108 murders in 100 days

Today, April 10, is the 100th day of 2007. The Philadelphia homicide rate stands at 108.

There are 265 days left in the year. At the current pace of more than a murder a day, you can count on another 265 to 275 Philadelphia residents to die violently this year. Actually, that's a low estimate.

The final number will probably exceed 400 again this year. The 2007 murder rate is higher than it was in 2006, when 406 Philadelphia residents were murdered. By the 100th day of 2006, a total of 94 people were murdered in Philadelphia.

Philadelphia's homicide rate of about 22 per 100,000 residents is four times the national average. Don't look for any brotherly love in this city.

The staggering body count in Philadelphia, especially among young black men, recently drew the attention of The Christian Science Monitor, which did an analysis of the city's deadly toll.

This from an article by CSM staff writer Alexandra Marks:

"Nationally, the murder rate for African-Americans is more than three times the average: 19 black murder victims per 100,000 people versus five for the general population.

In Pennsylvania, the disparity for black homicide is even more pronounced: 30 per 100,000, or six times the national average, according to a study released by the Violence Policy Center (VPC), a gun-control research group in Washington.

Those numbers are "disproportionate, disturbing, and undeniable," says the VPC report, which analyzed crime data from 2004 in its study. Moreover, almost 80 percent of black murder victims in the U.S. were shot and killed with guns, the study found.

Philadelphia follows the pattern. The vast majority of black murders in the city – 3 in 4 – are from gunfire, according to police."
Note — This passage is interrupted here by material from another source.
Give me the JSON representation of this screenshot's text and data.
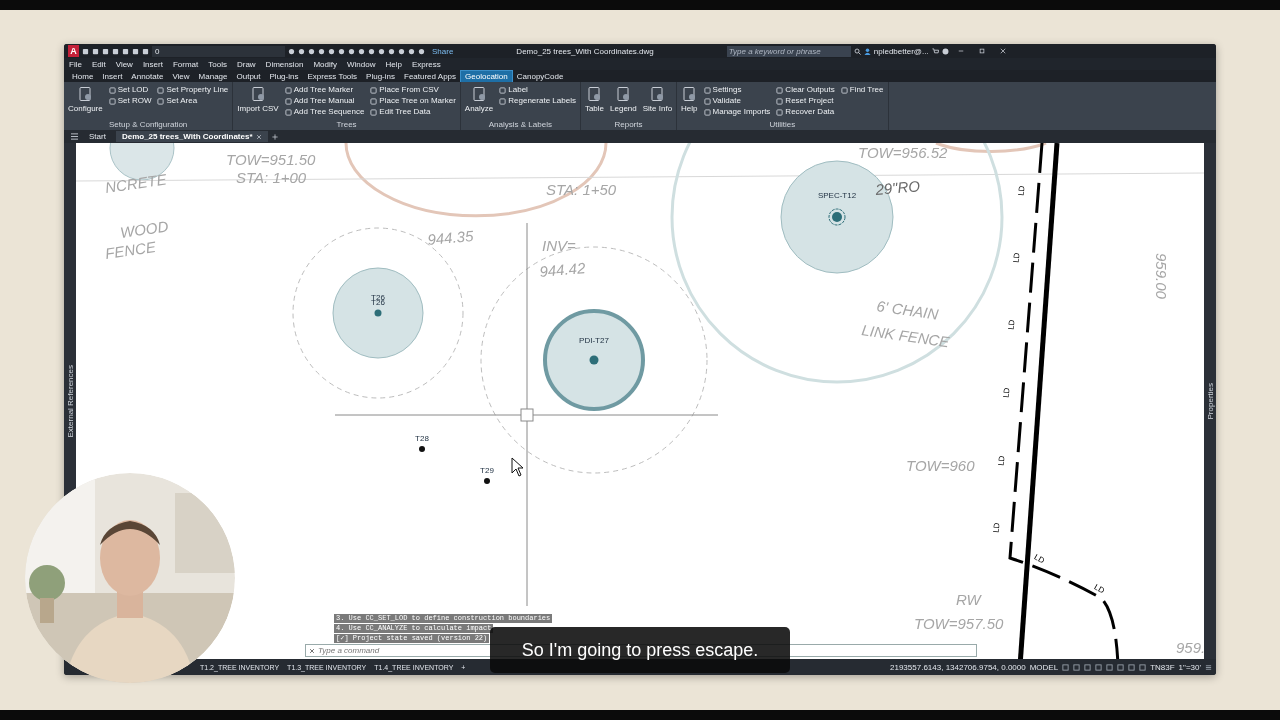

City officials, from Mayor John Street to the overpaid members of City Council to shell-shocked Police Commissioner Sylvester Johnson, appear to have given up.

"We could have a cop on every single corner, it wouldn't matter," Johnson was quoted in a newspaper article.

Mayor Street threw in the towel about two years ago, less than half-way into his second term.

Pennsylvania Gov. Ed Rendell, a former two-term mayor of Philadelphia, has also shown a callous disregard for the loss of life in the state's largest city.

Except for some perfunctory calls for gun control last year when he was seeking re-election, Rendell has distanced himself from the bloodshed in Philadelphia. Many of the social ills that plague Philadelphia today have their origins in the years when Rendell was mayor of Philadelphia.

It appears the only way to reduce the gun violence and murders in Philadelphia is to wait for a new mayor to be elected in November and a new police chief to be hired once the Street bunch is evicted from City Hall.

In the meantime, we'll just keep counting the bodies.

No comments: